If done on a large enough scale this could deflate the housing market, also ending fiancail speculation on rising house prices.

3. Policy #83: House factories

Some European countries, like Germany, have their own domestic house building programmes. Dedicated ‘house factories’ produce high performance, low cost public houses, with a high level of energy efficiency so that they are cheap for householders to maintain.

This approach is completely different from Britain, which tends to place a cultural and economic emphasis of semi-detached houses. A new approach to house building along the lines of Germany could improve the economic and environmental efficiency of housing.

4. Policy #86: Self-management

The new council house tenants, housed in the NHC properties, could democratically self-manage the new council housing stock at a block and street level. This would avoid association with past council house building programmes, which gained a reputation for being top down and authoritarian.

5. Policy #87: Civic beautification

Residential areas could be beautified according to this policy by a combination of local councils supplying materials and local civic activism by tenants.

Otherwise drab and dull residential areas could be transformed with landscaping and bring an end to uniform council colour schemes.

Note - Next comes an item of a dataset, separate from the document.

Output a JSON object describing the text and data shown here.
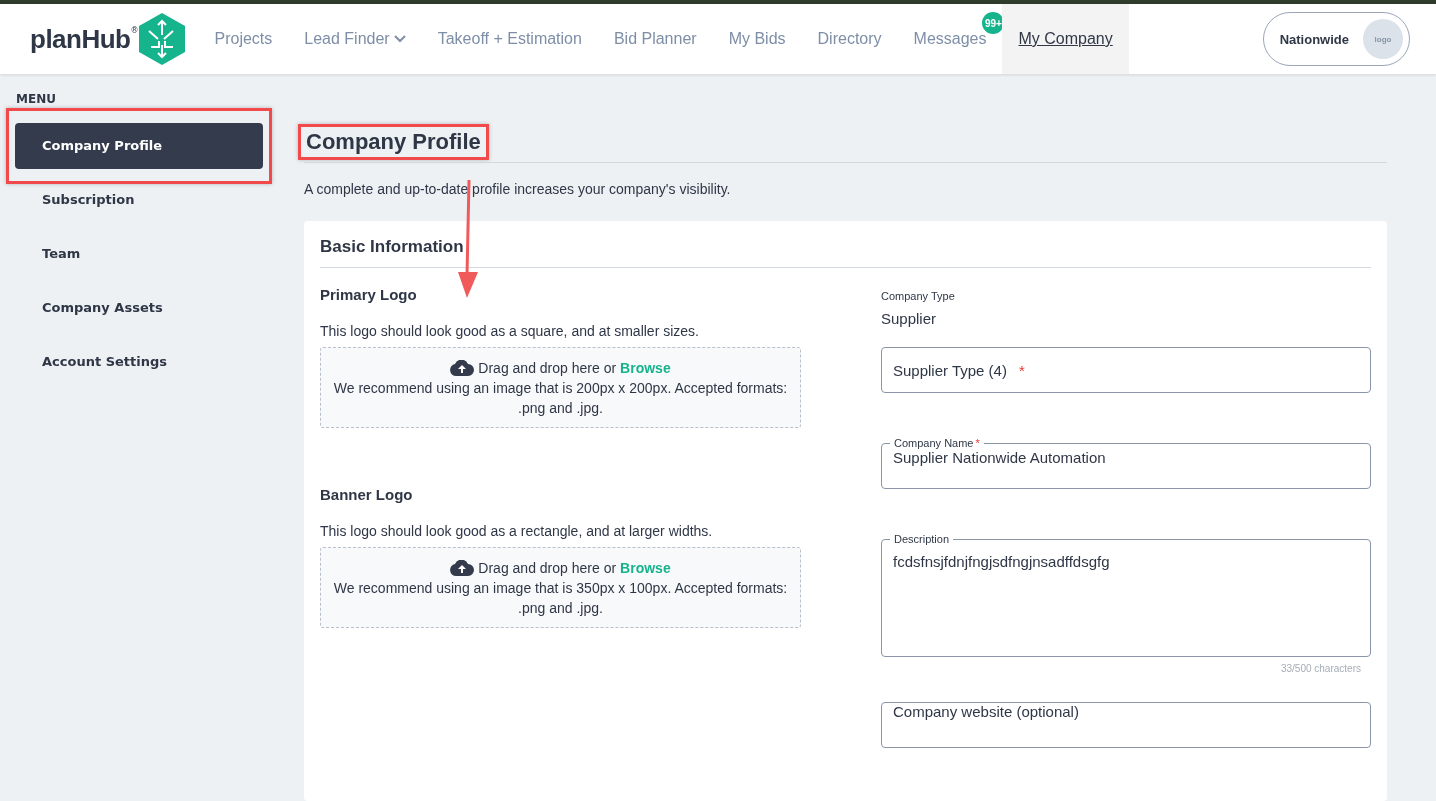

Under this policy unemployed members of communities could be paid to engage in such work.

The new Book of Ideas can be purchased online , or at Aye Aye Books in Glasgow and WordPower in Edinburgh.

Picture courtesy of Common Weal